ENTRIES SUPPLIED Start Marker

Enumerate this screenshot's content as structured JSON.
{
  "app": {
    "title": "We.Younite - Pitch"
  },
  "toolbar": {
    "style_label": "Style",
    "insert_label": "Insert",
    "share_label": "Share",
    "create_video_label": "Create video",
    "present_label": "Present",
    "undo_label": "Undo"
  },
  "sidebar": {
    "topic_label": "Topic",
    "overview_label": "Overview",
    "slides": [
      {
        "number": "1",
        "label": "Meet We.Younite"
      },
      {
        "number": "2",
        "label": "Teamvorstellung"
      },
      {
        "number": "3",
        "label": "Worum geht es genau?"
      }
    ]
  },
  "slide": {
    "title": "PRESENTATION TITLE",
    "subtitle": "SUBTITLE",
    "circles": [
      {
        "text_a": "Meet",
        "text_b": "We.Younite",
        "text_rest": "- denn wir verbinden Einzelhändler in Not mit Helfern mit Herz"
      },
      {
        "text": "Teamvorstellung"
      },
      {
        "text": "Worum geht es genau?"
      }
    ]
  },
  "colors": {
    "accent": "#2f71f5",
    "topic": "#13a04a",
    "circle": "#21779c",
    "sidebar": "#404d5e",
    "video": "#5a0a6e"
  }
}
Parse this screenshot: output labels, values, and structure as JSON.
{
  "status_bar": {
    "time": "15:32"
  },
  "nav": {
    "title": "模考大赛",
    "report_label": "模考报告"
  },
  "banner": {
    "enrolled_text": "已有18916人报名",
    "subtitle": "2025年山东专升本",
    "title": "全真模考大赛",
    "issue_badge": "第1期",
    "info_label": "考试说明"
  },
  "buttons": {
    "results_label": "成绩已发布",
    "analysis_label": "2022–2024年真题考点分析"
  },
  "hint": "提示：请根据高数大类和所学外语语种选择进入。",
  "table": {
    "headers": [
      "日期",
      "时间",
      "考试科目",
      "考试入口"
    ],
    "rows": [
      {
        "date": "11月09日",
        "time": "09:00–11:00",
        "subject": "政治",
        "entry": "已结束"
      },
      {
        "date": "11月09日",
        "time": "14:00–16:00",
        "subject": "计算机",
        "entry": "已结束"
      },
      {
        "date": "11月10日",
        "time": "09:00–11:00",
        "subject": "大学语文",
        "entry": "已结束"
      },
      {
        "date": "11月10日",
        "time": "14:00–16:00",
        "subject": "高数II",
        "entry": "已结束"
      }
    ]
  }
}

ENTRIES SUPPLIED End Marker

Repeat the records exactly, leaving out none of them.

Enumerate this screenshot's content as structured JSON.
{
  "app": {
    "title": "We.Younite - Pitch"
  },
  "toolbar": {
    "style_label": "Style",
    "insert_label": "Insert",
    "share_label": "Share",
    "create_video_label": "Create video",
    "present_label": "Present",
    "undo_label": "Undo"
  },
  "sidebar": {
    "topic_label": "Topic",
    "overview_label": "Overview",
    "slides": [
      {
        "number": "1",
        "label": "Meet We.Younite"
      },
      {
        "number": "2",
        "label": "Teamvorstellung"
      },
      {
        "number": "3",
        "label": "Worum geht es genau?"
      }
    ]
  },
  "slide": {
    "title": "PRESENTATION TITLE",
    "subtitle": "SUBTITLE",
    "circles": [
      {
        "text_a": "Meet",
        "text_b": "We.Younite",
        "text_rest": "- denn wir verbinden Einzelhändler in Not mit Helfern mit Herz"
      },
      {
        "text": "Teamvorstellung"
      },
      {
        "text": "Worum geht es genau?"
      }
    ]
  },
  "colors": {
    "accent": "#2f71f5",
    "topic": "#13a04a",
    "circle": "#21779c",
    "sidebar": "#404d5e",
    "video": "#5a0a6e"
  }
}
Parse this screenshot: output labels, values, and structure as JSON.
{
  "status_bar": {
    "time": "15:32"
  },
  "nav": {
    "title": "模考大赛",
    "report_label": "模考报告"
  },
  "banner": {
    "enrolled_text": "已有18916人报名",
    "subtitle": "2025年山东专升本",
    "title": "全真模考大赛",
    "issue_badge": "第1期",
    "info_label": "考试说明"
  },
  "buttons": {
    "results_label": "成绩已发布",
    "analysis_label": "2022–2024年真题考点分析"
  },
  "hint": "提示：请根据高数大类和所学外语语种选择进入。",
  "table": {
    "headers": [
      "日期",
      "时间",
      "考试科目",
      "考试入口"
    ],
    "rows": [
      {
        "date": "11月09日",
        "time": "09:00–11:00",
        "subject": "政治",
        "entry": "已结束"
      },
      {
        "date": "11月09日",
        "time": "14:00–16:00",
        "subject": "计算机",
        "entry": "已结束"
      },
      {
        "date": "11月10日",
        "time": "09:00–11:00",
        "subject": "大学语文",
        "entry": "已结束"
      },
      {
        "date": "11月10日",
        "time": "14:00–16:00",
        "subject": "高数II",
        "entry": "已结束"
      }
    ]
  }
}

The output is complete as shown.